Gang-du is depicted as clumsy and not that smart, but Hee-bong explains to Nam-il and Nam-joo that they shouldn’t pick on his brother so much because Gang-du used to be a very bright boy. The reason for his change is because Hee-bong himself was neglectful and didn’t look after him as a child. He’s someone who doesn’t live up to potential due to lack of support and ends up left behind by capitalism — easy to dismiss and ignore because of the way he comes off and his place in society.

The family finally defeats the monster together in the end, but it’s not an entirely uplifting ending. The fight itself is choreographed in a way that’s not triumphant, but painful and clumsy, as if to drill in the point that they are constantly struggling to create solutions for themselves. And while the monster is defeated, the ending isn’t an entirely happy one. Hyun-seo dies; there’s no fanfare or ticker tape parade for the family. Gang-du returns to minding the shop without Hee-bong, who was killed by the monster earlier in the film.

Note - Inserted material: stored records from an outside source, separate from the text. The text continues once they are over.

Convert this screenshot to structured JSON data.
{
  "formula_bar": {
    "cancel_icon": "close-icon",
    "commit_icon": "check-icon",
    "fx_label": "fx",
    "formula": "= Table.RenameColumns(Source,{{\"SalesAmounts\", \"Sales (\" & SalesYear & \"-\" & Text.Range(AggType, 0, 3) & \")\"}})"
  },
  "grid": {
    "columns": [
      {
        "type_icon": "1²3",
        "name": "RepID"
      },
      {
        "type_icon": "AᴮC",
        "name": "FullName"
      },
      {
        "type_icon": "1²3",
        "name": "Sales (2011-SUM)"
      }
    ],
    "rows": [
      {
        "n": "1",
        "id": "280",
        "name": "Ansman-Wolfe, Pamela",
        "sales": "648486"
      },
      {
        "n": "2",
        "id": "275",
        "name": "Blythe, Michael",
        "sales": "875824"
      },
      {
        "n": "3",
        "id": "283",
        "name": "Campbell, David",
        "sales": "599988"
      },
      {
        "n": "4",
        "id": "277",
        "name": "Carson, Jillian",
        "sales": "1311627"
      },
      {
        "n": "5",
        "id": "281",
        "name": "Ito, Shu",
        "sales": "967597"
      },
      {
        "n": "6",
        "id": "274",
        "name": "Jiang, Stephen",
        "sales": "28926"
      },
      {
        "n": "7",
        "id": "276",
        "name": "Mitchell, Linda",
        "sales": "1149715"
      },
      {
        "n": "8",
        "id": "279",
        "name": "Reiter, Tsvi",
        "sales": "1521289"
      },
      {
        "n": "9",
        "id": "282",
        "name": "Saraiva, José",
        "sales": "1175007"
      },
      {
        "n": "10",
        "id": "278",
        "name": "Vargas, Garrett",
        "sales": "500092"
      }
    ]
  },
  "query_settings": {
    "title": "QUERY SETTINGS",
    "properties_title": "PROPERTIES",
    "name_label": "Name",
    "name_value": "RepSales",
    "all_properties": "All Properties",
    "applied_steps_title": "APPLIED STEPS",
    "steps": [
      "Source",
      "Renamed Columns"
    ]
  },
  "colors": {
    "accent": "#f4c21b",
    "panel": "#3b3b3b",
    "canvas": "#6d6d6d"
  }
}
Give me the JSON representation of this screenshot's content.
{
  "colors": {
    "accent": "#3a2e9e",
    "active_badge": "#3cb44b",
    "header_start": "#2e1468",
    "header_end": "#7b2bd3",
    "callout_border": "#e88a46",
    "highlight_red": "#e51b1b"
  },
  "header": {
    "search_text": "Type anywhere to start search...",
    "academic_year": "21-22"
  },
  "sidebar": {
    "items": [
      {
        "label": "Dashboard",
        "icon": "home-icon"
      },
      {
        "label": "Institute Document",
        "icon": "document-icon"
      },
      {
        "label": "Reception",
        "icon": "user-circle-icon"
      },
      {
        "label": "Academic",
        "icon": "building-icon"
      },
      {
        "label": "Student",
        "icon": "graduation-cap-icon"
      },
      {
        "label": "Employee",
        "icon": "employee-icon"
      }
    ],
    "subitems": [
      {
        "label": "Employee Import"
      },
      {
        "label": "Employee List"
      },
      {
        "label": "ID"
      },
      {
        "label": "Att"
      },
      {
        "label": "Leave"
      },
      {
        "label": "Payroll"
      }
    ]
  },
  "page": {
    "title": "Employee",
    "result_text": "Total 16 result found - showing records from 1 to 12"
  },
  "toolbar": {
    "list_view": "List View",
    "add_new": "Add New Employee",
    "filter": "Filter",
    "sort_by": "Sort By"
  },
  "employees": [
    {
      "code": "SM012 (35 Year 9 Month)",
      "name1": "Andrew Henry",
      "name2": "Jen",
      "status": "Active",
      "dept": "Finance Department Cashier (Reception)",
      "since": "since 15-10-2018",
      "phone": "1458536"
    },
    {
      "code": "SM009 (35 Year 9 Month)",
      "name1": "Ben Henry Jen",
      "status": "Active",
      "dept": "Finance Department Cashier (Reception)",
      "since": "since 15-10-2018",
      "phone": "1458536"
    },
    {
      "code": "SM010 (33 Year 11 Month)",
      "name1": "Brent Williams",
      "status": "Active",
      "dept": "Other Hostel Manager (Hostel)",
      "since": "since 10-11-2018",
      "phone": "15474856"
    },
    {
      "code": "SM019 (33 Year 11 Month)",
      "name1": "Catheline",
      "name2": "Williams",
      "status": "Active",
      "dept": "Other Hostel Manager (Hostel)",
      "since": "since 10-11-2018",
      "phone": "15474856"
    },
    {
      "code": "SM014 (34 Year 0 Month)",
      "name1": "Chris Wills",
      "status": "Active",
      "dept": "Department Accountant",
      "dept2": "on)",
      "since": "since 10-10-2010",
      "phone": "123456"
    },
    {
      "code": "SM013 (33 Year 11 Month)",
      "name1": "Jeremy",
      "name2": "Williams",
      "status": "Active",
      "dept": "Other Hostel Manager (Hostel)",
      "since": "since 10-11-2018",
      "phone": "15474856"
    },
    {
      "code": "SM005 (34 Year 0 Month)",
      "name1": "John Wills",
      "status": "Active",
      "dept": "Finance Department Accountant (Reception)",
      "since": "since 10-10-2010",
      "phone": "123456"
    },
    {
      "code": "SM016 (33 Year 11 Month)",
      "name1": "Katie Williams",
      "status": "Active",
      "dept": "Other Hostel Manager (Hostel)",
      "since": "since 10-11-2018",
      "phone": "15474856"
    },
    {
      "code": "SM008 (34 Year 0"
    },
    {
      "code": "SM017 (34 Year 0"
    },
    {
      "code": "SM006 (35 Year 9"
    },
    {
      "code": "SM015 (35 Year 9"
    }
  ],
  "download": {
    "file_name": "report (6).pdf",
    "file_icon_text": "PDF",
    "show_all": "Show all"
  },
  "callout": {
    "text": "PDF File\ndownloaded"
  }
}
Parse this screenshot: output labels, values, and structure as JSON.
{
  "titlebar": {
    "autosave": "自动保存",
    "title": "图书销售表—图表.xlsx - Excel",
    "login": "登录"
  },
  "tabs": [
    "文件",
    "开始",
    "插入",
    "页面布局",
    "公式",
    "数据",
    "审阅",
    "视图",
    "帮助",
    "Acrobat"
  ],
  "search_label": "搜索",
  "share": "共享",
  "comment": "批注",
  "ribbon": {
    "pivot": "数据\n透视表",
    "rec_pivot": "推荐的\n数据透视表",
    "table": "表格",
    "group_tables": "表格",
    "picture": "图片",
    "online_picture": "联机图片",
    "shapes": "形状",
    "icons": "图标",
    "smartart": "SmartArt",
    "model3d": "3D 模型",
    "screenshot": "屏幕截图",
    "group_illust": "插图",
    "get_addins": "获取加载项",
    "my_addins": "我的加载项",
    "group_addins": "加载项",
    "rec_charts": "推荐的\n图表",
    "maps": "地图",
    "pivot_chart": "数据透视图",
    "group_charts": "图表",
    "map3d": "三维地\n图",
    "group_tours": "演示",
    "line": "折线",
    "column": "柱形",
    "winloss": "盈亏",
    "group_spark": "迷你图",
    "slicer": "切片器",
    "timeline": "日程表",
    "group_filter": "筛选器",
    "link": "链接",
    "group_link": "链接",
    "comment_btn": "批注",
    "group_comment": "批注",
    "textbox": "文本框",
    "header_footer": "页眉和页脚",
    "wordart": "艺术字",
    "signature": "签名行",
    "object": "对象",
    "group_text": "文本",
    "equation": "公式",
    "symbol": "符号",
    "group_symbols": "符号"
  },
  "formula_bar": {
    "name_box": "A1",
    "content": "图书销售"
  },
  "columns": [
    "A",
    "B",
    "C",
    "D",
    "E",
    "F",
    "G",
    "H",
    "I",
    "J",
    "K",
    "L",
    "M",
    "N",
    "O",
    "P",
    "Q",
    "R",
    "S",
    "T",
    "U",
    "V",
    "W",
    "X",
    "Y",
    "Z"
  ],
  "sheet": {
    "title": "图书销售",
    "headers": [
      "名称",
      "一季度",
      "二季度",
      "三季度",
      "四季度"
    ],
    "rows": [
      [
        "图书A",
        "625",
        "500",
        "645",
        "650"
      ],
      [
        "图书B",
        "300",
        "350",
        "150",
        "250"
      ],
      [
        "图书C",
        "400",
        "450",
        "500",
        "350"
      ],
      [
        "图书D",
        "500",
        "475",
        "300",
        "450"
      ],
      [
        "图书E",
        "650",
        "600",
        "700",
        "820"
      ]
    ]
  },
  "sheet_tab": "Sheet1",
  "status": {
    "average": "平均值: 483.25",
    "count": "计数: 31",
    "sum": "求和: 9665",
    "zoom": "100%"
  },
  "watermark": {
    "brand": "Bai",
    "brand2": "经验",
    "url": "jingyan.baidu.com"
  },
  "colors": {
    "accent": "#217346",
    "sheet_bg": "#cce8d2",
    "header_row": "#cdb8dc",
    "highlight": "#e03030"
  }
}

The end of the movie comes back to where it all began, once again commenting on the Park family’s relationship to the world. Though it’s unknown what has happened to Nam-il or Nam-joo, showing Gang-du back at the shop implies that they probably weren’t recognized for their role in killing the monster. They are once again forgotten and ignored as the news talks about the aftermath of the monster attacks in the background.

In the final scenes, Gang-du is shown peering out into the dark, snowy night for a moment and warily watches the river that isn’t visible in the dark. He thinks he hears something and reaches for a gun, only to finally convince himself nothing is out there. Despite the monster’s defeat, Gang-du is living his life knowing that a threat is still out there somewhere in the dark. Whether it’s against a river monster, or the monster of a system that fails people, and he’s resorted to feeling like he can’t trust anyone but himself.